INFORMATION ▸

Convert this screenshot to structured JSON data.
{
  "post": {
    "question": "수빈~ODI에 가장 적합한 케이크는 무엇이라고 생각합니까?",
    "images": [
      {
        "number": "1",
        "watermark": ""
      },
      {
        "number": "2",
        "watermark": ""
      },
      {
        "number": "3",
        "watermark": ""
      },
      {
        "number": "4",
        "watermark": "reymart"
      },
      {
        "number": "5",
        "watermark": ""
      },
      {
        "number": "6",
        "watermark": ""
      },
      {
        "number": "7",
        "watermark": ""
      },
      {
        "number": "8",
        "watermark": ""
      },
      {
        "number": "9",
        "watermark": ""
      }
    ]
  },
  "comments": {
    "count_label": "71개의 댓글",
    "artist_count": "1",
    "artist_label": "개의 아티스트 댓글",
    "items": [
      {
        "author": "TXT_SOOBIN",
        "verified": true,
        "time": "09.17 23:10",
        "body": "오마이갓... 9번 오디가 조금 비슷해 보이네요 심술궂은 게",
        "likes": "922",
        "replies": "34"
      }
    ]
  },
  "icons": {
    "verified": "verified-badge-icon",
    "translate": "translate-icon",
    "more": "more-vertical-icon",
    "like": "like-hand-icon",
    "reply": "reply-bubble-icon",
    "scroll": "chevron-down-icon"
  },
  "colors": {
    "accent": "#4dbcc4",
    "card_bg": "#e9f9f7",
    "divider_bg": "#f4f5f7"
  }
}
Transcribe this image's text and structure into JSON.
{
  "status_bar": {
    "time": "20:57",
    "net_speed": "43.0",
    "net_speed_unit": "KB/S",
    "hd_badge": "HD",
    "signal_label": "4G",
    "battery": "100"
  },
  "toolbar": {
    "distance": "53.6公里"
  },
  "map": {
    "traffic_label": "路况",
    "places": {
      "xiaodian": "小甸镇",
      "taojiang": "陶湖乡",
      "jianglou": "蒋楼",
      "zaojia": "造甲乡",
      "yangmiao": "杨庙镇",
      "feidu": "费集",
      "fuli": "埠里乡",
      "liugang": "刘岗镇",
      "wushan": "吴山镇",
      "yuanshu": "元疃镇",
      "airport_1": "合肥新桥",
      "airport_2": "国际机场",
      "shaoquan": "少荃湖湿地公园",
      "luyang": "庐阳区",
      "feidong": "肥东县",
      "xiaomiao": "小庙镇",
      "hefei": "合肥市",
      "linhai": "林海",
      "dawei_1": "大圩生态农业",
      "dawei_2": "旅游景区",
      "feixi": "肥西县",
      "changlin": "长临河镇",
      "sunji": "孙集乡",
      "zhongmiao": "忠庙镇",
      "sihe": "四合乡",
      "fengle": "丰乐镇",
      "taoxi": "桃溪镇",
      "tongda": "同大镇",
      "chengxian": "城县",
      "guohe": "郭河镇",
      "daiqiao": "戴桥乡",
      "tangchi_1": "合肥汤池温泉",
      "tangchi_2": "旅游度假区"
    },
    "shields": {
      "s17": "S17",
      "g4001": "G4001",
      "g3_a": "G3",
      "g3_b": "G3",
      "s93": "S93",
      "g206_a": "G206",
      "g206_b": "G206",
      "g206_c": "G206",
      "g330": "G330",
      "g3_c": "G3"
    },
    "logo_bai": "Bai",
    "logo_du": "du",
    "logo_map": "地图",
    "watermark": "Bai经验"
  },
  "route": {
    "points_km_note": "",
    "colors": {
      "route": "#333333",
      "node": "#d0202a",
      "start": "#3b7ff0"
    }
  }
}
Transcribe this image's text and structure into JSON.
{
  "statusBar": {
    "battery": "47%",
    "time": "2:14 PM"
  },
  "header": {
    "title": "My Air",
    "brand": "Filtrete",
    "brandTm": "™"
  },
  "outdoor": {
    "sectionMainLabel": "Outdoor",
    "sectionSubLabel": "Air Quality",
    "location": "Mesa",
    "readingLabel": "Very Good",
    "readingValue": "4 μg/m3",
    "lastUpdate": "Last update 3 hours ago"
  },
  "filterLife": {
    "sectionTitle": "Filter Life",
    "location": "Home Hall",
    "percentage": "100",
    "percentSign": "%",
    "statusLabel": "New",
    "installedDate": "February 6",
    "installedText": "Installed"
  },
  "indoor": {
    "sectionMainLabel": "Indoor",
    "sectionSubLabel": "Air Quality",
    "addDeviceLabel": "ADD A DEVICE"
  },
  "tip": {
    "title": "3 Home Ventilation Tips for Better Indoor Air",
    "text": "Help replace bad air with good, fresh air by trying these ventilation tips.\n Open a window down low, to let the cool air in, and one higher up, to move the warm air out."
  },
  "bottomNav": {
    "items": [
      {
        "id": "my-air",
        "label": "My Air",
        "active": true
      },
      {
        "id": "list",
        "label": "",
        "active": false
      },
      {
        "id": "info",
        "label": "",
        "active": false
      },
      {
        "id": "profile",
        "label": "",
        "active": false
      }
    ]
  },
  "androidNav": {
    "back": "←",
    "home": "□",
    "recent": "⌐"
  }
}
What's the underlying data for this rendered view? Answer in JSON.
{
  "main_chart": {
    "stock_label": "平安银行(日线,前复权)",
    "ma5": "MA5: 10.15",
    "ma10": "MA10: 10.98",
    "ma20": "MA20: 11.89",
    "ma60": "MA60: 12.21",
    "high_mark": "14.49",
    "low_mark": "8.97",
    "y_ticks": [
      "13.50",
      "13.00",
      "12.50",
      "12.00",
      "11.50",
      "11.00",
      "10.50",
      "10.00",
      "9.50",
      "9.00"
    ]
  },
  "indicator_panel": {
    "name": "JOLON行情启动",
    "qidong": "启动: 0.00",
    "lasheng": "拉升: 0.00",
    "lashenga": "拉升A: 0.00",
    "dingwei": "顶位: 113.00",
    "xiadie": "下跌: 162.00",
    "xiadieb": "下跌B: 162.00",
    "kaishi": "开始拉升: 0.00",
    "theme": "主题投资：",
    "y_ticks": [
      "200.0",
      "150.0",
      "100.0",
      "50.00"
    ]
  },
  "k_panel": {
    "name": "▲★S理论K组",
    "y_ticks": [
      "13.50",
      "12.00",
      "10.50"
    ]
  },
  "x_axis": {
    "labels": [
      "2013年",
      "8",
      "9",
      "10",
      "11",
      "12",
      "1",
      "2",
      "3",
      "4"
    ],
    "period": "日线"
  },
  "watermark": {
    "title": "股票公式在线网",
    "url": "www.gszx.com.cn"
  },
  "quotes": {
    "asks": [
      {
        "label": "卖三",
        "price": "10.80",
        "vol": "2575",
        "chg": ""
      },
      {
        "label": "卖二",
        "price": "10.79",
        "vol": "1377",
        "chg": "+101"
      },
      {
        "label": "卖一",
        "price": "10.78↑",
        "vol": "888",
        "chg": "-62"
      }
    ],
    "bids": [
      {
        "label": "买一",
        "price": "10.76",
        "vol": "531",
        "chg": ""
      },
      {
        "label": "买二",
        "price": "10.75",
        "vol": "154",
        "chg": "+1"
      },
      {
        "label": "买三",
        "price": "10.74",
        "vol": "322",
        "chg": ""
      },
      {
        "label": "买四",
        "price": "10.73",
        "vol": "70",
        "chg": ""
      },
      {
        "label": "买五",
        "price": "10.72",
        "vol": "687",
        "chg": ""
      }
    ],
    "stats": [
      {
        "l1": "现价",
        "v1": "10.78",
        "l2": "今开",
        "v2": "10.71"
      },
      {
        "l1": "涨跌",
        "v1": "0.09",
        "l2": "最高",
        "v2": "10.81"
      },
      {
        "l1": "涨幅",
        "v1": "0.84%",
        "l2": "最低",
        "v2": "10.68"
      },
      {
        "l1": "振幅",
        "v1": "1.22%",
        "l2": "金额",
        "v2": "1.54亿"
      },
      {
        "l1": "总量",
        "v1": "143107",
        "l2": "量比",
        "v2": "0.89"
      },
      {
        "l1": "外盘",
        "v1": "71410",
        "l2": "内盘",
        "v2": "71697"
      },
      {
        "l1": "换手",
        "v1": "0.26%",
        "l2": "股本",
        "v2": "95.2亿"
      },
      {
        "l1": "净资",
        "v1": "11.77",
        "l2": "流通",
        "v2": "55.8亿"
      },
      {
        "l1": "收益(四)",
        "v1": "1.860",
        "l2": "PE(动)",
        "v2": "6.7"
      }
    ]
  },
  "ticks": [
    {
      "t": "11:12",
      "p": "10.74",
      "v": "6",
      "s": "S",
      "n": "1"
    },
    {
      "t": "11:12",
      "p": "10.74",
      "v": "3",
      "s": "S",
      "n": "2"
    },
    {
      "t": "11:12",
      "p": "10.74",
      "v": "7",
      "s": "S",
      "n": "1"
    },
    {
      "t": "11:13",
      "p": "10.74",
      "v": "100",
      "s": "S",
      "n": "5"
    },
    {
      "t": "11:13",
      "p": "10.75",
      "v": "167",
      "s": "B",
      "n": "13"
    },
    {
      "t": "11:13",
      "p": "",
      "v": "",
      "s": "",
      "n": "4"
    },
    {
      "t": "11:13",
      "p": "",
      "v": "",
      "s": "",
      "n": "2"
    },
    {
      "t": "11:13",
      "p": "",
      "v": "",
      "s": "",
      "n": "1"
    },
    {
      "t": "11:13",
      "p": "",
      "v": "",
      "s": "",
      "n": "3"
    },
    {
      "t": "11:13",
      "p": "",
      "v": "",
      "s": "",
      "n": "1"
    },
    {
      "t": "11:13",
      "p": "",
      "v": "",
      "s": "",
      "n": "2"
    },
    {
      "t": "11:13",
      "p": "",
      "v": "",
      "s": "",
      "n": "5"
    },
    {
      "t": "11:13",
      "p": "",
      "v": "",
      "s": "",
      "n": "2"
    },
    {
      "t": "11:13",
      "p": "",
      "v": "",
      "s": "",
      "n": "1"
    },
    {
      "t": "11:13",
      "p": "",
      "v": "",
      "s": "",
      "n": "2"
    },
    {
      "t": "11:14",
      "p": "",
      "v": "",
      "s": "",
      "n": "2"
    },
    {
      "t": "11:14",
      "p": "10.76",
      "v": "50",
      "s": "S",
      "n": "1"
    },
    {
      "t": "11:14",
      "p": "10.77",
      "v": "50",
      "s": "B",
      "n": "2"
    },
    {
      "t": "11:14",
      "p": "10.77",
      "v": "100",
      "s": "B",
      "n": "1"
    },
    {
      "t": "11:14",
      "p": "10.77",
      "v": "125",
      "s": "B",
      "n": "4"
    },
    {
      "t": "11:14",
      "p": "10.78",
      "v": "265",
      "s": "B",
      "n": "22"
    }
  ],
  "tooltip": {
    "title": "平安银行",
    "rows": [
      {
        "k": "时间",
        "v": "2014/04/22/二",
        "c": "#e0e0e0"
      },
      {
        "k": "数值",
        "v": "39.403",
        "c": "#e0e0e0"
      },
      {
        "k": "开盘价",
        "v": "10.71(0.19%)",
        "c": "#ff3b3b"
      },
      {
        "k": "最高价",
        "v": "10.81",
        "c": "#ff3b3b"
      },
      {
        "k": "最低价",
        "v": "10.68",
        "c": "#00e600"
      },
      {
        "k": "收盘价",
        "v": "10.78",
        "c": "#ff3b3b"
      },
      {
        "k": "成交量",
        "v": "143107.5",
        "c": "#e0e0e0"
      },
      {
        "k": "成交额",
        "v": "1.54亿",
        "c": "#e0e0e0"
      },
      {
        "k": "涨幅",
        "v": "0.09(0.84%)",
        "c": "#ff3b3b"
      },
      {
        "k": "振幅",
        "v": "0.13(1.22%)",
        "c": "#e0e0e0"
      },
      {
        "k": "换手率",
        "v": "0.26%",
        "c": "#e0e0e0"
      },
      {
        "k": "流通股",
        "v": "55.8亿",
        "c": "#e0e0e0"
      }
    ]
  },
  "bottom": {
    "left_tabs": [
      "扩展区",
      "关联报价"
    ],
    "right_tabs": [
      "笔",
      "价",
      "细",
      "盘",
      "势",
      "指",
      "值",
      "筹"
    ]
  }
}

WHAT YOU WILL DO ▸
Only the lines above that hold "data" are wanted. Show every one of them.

TASK RESPONSE ▸
Convert this screenshot to structured JSON data.
What's the underlying data for this rendered view? Answer in JSON.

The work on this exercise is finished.